Why you should care
Because Nalleli Cobo’s generation is leading the way on a host of issues.
In a year when teenagers are changing the gun debate and stoking the fire of grass-roots democracy, a 17-year-old activist is not uncommon. But, with all due respect to the newcomers, Nalleli Cobo has been challenging the oil industry since age 9.
The veteran environmental activist — who reminds us of the disproportionate impact of drilling and hydraulic fracturing on low-income communities and people of color — is facing a new threat in her fight for the landscape of South Los Angeles. It was 2010 when she first noticed health problems ultimately attributed to airborne chemicals from an oil-drilling facility in her neighborhood. Cobo’s symptoms included chronic nosebleeds, severe stomach cramps, frequent headaches and heart palpitations. Not long after, she developed asthma. And she wasn’t alone. Neighbors had similar symptoms.
What maintains us are people like Nalleli — the young people with fire in their bellies.
Martha Dina Argüello, Physicians for Social Responsibility-Los Angeles
With her mother at her side, Cobo began community organizing, protesting and knocking on doors to enlist neighborhood support, ultimately gaining the attention of prominent community leaders and then-U.S. Sen. Barbara Boxer, D-Calif. After three years of disruption, Cobo and her community tribe won a temporary triumph against the urban oil drill operated by AllenCo Energy, situated directly across from the affordable-housing apartment she shared with her mother, sister, grandmother and great-grandmother.
AllenCo, which bought the production facility in 2009, voluntarily shut it down in late 2013 after the Environmental Protection Agency determined leaks and dated equipment contributed to hazardous airborne toxins, which were making neighborhood residents sick.

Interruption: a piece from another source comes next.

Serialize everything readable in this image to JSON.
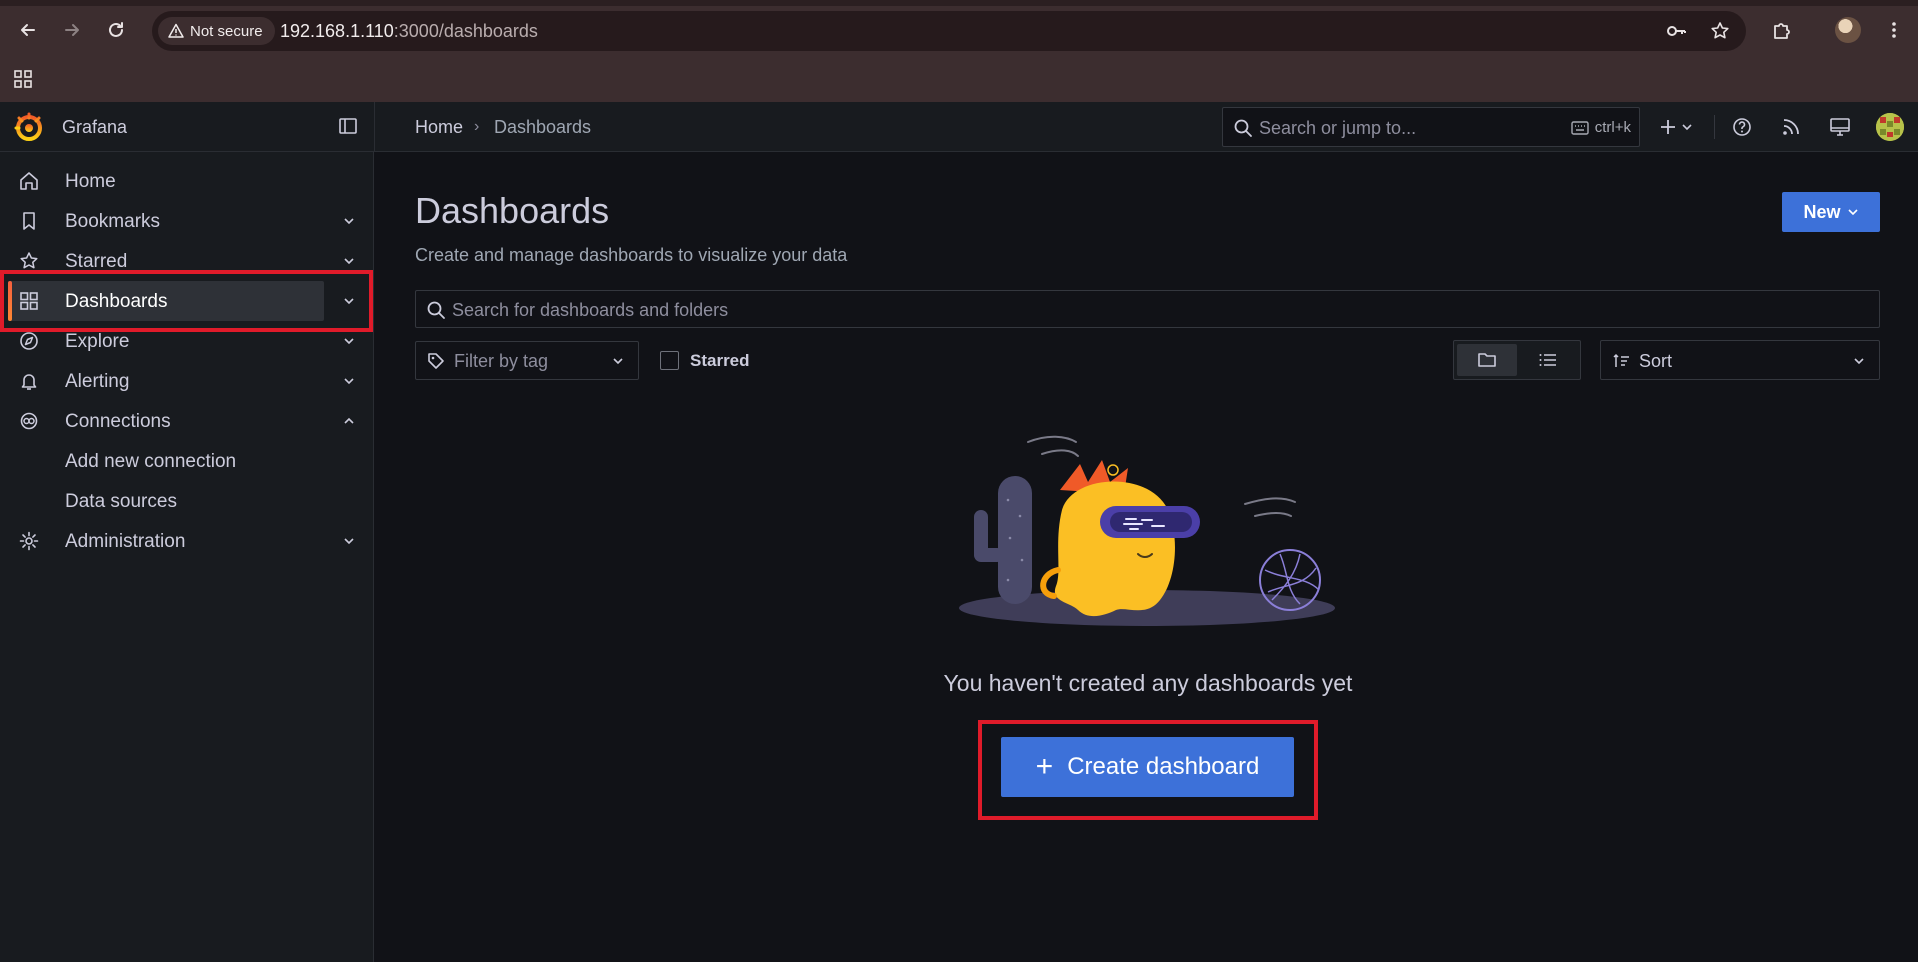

The energy company spent more than $2 million on fixes and penalties, according to the Los Angeles Times.
The shutdown wasn’t meant to be permanent, and Cobo and community leaders say they’ve heard rumors the facility may soon resume drilling. “This is an ongoing community struggle,” Cobo says. “None of this happens overnight.”
Even with boosts from people like Hollywood actor/activist Mark Ruffalo, these fights are a slog of community meetings, complicated regulations and well-funded opposition. Martha Dina Argüello, executive director of Physicians for Social Responsibility–Los Angeles, who was instrumental in pinpointing why people in Cobo’s neighborhood were getting sick, says a shutdown is only the beginning. “This is going to take 30 years … hopefully not quite that long, but it’s certainly possible,” Argüello says, adding that even a permanent shutdown means finding the money to clean up the site. “What maintains us are people like Nalleli — the young people with fire in their bellies,” she says. “That’s where the hope is.”
Now finishing her junior year in high school — with the typical teenage obsessions of Snapchat, dance lessons and makeup — Cobo says she’s in it for the long game. “The bottom line is that oil wells have no place next to schools, churches and residential dwellings,” she says. “My hope is that one day my children or grandchildren will say, ‘That’s crazy. They had oil wells next to homes?’”